◆ TO DO ◆
Look through the data below. Pick out the lines holding the string "title".

[Page and application data records]

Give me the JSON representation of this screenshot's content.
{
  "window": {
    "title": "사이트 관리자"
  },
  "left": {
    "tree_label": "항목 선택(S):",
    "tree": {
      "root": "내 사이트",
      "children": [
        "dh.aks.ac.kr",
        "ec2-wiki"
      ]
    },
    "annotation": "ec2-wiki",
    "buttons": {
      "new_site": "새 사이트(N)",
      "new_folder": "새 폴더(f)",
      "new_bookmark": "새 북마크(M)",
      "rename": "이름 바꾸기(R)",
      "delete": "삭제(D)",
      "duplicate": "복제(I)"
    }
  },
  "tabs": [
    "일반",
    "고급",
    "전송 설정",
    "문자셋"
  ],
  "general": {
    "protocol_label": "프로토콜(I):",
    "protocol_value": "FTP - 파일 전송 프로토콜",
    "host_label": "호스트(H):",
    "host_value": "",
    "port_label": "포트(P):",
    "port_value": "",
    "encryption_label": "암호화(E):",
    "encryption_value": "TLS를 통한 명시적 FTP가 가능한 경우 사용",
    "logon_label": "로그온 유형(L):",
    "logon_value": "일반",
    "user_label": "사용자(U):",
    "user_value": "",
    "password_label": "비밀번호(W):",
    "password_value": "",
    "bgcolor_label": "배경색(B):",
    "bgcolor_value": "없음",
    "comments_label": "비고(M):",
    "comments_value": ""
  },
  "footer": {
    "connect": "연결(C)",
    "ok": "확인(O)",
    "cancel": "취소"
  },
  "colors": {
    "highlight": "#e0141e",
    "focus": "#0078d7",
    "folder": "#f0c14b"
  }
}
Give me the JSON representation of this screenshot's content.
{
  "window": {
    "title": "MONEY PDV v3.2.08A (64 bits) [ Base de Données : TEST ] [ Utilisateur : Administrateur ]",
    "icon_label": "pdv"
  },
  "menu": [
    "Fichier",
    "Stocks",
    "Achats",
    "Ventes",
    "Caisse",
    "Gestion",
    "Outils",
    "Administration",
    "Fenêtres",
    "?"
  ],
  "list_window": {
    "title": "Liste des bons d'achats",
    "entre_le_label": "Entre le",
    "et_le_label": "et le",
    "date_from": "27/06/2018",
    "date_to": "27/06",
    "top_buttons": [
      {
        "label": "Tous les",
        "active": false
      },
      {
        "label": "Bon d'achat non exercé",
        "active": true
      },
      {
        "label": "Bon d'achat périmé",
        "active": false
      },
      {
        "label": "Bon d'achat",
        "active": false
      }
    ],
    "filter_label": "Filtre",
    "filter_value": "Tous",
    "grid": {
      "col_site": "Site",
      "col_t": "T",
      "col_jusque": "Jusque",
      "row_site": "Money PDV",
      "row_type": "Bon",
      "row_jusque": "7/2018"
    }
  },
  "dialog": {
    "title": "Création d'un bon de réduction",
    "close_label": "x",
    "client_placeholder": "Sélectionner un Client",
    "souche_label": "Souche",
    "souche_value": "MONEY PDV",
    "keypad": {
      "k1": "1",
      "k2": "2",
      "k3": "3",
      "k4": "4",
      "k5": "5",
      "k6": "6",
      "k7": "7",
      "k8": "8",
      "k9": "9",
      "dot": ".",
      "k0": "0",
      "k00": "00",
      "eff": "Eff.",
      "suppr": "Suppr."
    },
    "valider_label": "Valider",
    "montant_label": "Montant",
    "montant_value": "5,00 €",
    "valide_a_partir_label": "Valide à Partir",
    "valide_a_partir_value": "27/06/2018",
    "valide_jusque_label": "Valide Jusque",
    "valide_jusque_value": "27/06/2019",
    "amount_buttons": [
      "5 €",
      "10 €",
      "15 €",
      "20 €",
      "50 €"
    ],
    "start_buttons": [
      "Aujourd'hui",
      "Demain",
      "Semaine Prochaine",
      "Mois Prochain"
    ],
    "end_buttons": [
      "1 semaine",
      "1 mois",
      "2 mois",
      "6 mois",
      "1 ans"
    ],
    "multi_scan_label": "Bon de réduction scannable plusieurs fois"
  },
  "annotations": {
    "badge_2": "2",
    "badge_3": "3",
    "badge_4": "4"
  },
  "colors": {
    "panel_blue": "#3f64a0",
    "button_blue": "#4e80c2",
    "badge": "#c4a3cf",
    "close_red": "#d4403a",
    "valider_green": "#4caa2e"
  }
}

◆ SOLUTION FOR THIS EXERCISE ◆
    "title": "사이트 관리자"
    "title": "MONEY PDV v3.2.08A (64 bits) [ Base de Données : TEST ] [ Utilisateur : Administrateur ]",
    "title": "Liste des bons d'achats",
    "title": "Création d'un bon de réduction",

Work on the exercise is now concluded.